Assistant Instructional Professor, Master of Arts Program in the Humanities, Department of English Language and Literature, The College

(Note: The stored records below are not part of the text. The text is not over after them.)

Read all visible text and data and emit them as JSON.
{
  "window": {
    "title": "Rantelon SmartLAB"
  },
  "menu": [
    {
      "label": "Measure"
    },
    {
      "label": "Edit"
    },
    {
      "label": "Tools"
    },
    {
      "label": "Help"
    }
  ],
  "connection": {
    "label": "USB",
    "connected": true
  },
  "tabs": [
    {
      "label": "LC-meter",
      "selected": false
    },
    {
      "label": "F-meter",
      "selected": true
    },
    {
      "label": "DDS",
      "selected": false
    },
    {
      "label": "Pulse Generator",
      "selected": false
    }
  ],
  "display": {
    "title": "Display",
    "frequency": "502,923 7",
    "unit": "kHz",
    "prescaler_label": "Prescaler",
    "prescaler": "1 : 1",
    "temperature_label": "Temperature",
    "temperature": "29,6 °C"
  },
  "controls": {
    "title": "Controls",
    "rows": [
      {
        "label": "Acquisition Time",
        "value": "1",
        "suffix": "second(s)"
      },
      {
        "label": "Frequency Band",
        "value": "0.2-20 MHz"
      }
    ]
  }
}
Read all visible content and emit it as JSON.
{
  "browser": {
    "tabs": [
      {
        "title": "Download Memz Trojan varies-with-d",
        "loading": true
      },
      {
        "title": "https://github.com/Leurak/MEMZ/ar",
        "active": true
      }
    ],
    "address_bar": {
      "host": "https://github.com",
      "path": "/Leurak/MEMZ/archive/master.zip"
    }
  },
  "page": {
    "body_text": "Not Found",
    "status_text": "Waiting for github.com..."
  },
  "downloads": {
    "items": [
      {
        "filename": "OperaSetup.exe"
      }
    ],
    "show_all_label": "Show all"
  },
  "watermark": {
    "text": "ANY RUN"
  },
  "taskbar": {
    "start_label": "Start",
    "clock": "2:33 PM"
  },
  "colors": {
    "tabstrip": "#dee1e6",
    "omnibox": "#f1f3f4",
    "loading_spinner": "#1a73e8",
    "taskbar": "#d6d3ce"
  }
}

I received my PhD in English from the University of Chicago in 2019, and have taught classes on ideas of freedom and agency in early modern Europe, on women's representation of the divine, and on early modern lyric. My undergraduate degrees from the University of Michigan are in English and Classical Languages, and my work focuses on sixteenth and seventeenth-century British literature, with particular interests in poetry, religion, classical reception and the digital humanities. My dissertation research argues that the trope of co-extension in three-dimensional space played a distinctive role in the depictions of intimacy created by seventeenth-century thinkers such as John Milton, Thomas Browne and Margaret Cavendish. These writers provide distinctive accounts of what, for an early modern subject, might be disappointing about life in the body, while paradoxically affirming its centrality for the creation of sociable selves. Recent work of mine includes an essay on the trends in the study of early modern women's writing, in the journal Criticism, and translations of George Herbert's Neo-Latin and Greek verse in a forthcoming Oxford University Press edition of his work. In my spare time, I enjoy exploring Chicago thrift stores, skating on the Midway ice rink, and perfecting my no-knead bread recipe. I am a member of Faculty Forward/SEIU Local 73, the contingent faculty union at the University of Chicago.